|Leica M-D with 35mm f/1.4 Summilux. 1/250th sec f/4 @ ISO 400|
When shooting with the Leica M-D, you only have to worry about 4 essential elements to capture an image: focus, aperture, shutter speed and ISO. There's nothing else to adjust. Don't like the picture you just took? Too bad, there's no delete button. This camera only shoots RAW, negating the need for white balance, film simulation modes, image size or aspect ratio. You turn the camera on, focus, adjust expose, shoot and repeat. Yes, if you come from film, especially from a manual focus rangefinder camera, this shooting workflow will feel familiar. However, for the majority of us who use a regular digital camera with all its benefits, this seems backwards. Even the viewfinder isn't 'accurate' since you aren't looking through the actual lens, but through a small viewfinder window just left of the lens and use a split-image rangefinder manual focus system. Let's face it, for most of us who shoot digital, a camera without autofocus, through-the-lens view, image preview, an LCD screen with a menu system, or no I/O (input/output) capability is not a digital camera. In fact, this is the most non-digital digital camera currently available. Is the term 'simplicity' or 'essential' just a cool way of describing antiquated functionality?
|Leica M-D with 35mm f/1.4 Summilux. 1/350th sec f/9 @ ISO400|
|Leica M-D with 35mm f/1.4 Summilux. 1/1500th sec f/2.8 at ISO 250|
|Leica M-D with 35mm f/1.4 Summilux. 1/350th f/6.8 @ ISO 400|
After I finished shooting and began my agonizing drive back home, I still had to pull out the memory card, turn on my computer and start working. Since the images are DNG (Digital Negative) files, the images need to be ingested, edited and post processed. However, instead of this step being a chore, my Lightroom experience was fun, looking at my images for the first time. My shot-to-shot average was very high while using the Leica M-D. In fact I didn't have a single image that was exposed incorrectly. My composition was also stronger, as I made sure that only the necessary elements were included. Yes I took less images, but I didn't have a single throw-away. I remembered each shot like how I'd remember if I was at the beginning or end of a film roll.

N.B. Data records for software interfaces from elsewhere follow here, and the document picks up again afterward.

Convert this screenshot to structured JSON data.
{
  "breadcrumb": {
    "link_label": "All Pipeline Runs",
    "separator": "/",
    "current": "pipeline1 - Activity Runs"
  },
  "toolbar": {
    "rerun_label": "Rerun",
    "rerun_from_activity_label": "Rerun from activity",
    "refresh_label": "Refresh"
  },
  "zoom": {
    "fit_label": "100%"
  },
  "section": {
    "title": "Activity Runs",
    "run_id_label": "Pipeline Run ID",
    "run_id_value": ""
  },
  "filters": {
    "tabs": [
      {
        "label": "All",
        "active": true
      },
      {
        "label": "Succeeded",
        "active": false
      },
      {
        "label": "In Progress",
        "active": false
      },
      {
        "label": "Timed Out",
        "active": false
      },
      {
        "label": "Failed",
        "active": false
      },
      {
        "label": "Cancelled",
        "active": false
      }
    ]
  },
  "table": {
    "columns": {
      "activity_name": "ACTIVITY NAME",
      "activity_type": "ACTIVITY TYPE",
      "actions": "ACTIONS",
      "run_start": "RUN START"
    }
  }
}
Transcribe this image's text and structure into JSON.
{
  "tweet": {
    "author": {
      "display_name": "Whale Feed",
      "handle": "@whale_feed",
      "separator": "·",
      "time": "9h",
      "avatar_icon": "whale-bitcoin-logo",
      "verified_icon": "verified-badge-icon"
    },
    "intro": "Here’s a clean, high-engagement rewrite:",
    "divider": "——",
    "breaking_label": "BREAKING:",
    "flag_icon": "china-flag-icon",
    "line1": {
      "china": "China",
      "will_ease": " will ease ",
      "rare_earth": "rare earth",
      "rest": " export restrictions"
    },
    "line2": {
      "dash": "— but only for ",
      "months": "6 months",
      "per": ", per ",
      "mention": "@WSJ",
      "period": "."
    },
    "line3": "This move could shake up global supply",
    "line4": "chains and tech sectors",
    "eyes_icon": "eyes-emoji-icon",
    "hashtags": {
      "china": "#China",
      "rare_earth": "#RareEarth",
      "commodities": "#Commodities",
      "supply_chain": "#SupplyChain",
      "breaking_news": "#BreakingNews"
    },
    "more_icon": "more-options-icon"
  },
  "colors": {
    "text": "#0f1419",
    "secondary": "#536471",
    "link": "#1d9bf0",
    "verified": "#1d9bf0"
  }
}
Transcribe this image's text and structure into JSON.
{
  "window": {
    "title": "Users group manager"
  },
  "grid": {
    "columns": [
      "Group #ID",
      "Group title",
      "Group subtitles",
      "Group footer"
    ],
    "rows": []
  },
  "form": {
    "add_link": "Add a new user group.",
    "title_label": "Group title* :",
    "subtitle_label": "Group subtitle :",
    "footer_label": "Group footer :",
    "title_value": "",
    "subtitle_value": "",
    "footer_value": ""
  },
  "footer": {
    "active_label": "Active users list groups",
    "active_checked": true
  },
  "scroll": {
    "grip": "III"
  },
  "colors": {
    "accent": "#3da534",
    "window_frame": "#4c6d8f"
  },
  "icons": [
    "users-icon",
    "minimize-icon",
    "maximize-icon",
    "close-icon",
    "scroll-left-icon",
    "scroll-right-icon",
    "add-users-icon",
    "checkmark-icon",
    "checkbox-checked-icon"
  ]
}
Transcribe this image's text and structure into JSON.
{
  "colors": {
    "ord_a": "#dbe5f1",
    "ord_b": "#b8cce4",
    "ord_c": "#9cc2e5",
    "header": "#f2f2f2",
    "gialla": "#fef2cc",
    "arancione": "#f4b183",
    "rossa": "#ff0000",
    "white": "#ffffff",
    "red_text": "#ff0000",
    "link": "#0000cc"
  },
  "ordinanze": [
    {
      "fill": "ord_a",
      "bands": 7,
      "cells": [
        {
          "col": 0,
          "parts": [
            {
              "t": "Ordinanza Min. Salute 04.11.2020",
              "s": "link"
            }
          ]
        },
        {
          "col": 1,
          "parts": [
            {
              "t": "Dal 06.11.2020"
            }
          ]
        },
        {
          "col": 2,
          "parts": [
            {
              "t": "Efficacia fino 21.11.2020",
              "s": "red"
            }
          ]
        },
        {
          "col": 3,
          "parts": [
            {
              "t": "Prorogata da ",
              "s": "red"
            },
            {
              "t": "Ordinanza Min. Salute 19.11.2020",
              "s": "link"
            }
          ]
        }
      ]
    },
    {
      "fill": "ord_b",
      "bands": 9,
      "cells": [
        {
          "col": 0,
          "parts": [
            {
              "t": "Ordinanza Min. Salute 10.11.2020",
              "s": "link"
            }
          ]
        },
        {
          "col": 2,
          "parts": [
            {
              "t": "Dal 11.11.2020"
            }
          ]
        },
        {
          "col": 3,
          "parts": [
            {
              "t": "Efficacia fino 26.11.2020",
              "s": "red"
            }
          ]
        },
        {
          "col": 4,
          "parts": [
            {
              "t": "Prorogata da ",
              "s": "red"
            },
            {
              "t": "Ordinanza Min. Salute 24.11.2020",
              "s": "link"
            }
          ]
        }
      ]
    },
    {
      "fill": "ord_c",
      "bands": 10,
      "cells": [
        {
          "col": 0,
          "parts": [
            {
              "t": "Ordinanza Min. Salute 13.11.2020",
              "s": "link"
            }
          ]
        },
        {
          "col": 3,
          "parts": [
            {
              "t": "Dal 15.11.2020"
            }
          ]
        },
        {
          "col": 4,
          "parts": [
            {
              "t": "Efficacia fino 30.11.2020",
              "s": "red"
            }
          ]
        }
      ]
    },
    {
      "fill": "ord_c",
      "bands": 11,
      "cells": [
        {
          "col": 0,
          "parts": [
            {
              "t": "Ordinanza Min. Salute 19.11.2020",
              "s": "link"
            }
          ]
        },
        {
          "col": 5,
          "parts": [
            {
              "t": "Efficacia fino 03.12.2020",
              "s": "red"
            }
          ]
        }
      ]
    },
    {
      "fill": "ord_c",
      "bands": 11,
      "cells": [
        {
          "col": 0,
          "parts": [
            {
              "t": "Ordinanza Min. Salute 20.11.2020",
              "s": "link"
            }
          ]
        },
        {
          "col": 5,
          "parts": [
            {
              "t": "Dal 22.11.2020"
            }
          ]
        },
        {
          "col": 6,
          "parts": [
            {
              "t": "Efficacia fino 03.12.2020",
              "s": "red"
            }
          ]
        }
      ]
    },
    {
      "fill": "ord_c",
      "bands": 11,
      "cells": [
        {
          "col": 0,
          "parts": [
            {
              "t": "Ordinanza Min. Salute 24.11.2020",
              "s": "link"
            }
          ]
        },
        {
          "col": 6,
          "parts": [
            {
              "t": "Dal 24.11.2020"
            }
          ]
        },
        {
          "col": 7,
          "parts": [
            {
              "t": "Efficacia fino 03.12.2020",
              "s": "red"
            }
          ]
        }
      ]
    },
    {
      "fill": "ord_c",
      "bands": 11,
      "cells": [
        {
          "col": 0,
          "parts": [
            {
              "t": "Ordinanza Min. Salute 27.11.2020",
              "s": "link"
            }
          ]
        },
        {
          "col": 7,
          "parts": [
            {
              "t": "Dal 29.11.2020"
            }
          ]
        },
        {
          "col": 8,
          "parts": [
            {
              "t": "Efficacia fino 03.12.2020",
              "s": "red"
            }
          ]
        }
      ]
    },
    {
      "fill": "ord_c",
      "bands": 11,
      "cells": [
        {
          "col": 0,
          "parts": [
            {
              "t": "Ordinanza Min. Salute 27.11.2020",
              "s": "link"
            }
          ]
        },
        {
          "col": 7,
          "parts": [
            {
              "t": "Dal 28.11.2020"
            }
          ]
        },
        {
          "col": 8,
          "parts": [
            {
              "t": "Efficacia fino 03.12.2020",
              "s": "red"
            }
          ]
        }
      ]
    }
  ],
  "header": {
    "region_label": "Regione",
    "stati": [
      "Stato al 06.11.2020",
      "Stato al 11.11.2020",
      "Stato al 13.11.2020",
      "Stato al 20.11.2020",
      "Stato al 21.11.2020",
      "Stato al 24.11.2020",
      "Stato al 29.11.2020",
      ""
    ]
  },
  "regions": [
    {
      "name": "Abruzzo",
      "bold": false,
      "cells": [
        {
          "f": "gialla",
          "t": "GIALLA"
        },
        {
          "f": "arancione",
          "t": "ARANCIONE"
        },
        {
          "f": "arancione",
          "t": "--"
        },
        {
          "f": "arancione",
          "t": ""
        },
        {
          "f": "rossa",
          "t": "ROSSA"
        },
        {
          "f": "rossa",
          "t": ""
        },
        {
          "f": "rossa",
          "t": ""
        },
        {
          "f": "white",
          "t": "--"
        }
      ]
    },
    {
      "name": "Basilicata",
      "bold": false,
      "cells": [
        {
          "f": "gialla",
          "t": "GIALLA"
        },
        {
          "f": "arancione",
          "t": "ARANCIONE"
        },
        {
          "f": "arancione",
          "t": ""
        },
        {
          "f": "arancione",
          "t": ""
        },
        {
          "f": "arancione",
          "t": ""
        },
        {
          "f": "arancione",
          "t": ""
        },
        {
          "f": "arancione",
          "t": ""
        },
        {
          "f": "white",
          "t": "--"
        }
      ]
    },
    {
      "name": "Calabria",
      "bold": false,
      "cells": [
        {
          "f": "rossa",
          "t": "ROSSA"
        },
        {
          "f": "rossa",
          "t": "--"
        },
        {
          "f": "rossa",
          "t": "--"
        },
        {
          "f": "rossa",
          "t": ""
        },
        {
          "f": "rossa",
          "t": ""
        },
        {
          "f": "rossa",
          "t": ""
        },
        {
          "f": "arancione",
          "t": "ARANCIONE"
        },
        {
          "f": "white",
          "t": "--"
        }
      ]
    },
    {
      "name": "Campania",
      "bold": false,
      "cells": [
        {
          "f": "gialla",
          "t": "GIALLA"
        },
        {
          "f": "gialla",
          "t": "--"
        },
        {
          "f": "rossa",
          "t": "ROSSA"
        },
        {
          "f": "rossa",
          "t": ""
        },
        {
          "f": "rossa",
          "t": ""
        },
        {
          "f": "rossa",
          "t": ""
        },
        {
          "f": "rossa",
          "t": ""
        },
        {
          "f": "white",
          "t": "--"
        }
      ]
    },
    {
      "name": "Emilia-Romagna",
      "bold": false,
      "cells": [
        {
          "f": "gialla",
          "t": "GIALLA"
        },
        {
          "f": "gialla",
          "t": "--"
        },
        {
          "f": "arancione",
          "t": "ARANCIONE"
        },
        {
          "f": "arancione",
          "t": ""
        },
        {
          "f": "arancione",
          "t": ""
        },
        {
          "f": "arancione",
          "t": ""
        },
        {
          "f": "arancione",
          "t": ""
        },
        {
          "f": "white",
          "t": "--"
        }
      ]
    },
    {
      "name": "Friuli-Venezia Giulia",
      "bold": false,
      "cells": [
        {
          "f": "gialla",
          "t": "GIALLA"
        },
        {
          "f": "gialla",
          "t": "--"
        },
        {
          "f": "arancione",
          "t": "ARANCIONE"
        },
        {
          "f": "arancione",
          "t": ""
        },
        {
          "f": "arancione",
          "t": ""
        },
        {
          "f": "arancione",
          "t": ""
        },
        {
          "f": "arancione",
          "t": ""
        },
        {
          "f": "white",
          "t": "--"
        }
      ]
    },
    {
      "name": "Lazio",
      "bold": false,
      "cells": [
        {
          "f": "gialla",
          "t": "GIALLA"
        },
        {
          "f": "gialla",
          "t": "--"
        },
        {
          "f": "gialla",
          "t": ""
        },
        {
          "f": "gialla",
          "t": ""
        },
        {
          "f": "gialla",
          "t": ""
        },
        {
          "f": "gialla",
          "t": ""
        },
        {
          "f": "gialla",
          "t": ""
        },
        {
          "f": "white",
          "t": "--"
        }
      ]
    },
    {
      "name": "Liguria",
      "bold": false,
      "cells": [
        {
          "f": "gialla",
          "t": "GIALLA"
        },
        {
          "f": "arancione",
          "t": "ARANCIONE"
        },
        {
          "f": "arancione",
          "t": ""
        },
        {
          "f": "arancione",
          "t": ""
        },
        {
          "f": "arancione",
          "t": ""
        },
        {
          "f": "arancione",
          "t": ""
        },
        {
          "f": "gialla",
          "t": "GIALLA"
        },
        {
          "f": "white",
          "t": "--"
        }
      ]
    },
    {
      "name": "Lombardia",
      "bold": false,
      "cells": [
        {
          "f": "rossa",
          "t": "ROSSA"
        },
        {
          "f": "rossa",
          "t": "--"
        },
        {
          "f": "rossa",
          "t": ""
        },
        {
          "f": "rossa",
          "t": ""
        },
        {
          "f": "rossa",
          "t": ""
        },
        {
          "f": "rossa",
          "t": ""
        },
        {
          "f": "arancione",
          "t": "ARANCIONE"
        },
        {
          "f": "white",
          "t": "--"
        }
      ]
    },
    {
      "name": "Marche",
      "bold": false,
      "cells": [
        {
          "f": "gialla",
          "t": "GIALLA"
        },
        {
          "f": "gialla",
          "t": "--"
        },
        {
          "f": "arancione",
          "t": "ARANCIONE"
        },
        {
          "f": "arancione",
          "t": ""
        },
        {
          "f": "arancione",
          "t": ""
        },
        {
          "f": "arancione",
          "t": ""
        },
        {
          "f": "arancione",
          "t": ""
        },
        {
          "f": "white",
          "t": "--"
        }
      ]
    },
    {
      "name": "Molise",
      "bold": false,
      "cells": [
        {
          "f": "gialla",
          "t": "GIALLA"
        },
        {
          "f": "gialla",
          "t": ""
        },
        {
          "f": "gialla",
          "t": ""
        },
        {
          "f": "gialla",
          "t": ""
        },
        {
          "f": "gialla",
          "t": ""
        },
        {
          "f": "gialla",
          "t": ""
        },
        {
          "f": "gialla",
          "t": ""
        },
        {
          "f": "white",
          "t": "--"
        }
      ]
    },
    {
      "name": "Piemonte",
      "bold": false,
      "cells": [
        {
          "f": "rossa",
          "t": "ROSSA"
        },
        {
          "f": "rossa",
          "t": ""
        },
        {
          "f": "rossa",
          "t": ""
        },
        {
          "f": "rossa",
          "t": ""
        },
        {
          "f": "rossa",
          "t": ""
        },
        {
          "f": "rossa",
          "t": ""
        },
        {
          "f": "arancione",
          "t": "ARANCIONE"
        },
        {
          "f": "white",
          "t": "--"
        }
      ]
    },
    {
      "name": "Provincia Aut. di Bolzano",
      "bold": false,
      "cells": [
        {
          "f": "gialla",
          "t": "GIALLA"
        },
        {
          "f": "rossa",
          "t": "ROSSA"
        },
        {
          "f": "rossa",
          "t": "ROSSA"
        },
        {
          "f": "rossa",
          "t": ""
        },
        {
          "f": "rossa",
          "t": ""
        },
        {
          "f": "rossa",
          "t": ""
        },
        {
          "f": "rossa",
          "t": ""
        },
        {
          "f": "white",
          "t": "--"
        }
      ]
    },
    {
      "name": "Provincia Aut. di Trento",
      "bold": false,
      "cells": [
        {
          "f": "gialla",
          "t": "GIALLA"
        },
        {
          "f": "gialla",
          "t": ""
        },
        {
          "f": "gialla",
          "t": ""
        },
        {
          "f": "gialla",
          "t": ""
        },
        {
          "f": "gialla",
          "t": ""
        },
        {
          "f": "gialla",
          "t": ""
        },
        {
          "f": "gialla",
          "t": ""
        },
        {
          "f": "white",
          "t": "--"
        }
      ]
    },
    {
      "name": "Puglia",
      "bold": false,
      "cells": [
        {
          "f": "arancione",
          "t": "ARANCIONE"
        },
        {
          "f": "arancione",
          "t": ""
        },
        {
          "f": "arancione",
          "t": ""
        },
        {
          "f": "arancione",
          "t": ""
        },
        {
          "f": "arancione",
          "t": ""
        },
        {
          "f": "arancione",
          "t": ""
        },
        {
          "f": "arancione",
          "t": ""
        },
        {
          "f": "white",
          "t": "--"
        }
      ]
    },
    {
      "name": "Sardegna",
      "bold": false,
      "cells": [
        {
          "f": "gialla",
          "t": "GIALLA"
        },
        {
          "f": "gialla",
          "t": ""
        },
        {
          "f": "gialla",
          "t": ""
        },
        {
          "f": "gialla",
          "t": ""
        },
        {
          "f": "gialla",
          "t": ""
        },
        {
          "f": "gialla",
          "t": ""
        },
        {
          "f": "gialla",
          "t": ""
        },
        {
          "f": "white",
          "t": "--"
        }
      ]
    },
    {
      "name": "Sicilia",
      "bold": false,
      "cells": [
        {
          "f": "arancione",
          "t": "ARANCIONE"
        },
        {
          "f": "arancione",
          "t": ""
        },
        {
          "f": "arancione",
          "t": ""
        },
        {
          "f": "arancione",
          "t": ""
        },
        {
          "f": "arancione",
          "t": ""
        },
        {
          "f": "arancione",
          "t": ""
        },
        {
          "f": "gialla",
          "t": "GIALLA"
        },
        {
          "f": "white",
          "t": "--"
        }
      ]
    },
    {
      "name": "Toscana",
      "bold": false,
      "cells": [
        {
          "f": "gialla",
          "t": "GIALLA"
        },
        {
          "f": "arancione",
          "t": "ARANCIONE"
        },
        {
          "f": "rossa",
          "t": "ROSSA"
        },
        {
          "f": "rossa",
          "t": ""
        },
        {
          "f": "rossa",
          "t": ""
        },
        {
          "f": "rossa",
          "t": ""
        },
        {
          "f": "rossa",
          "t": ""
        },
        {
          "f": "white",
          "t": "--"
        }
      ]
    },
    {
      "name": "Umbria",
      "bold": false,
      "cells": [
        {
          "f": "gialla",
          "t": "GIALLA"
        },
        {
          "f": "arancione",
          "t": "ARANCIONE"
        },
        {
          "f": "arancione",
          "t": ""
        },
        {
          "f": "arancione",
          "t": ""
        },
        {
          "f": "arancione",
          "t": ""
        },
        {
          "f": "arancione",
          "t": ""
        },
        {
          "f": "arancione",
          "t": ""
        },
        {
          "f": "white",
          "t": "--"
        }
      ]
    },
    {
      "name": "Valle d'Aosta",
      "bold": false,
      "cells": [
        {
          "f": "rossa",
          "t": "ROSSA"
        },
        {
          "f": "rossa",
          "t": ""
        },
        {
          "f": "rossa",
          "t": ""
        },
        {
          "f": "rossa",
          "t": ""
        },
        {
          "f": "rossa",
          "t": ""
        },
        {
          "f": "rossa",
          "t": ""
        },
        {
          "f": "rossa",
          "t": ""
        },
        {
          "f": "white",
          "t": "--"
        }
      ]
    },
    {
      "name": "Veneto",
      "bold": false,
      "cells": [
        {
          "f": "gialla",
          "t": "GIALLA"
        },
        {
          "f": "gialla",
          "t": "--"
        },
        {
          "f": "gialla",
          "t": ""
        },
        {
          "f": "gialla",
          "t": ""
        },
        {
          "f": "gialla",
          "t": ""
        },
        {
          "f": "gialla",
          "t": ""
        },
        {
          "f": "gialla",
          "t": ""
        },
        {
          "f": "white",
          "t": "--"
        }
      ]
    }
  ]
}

|Leica M-D with 35mm f/1.4 Summilux. 1/1000th f/9.5 @ ISO 400|
|Leica M-D with 35mm f/1.4 Summilux. 1/180th sec f/9.5 @ ISO 400|
|Leica M-D with 35mm f/1.4 Summilux. 1/500th f/5.6 @ ISO 400|
|Leica M-D with 35mm f/1.4 Summilux. 1/750th sec f/2.8 @ ISO 400|
Leica has conceptually hit a home run with the new M-D Typ 262. Many of my peers had a chance to handle the new M-D and they really liked the concept. There is definitely a future for screen-less digital cameras, and the Leica M is the perfect system to promote the 'Das Wesentliche' approach to photography. After shooting with the M-D, I've decided to shoot more film again, which is probably the opposite effect a camera like this is suppose to have. The joy of not seeing the image immediately is too strong an attraction for me to ignore. I think I'll re-review the Leica M-A in the near future. For now, check out my controversial YouTube video on the Leica M-D Typ 262. Thanks for reading and happy shooting!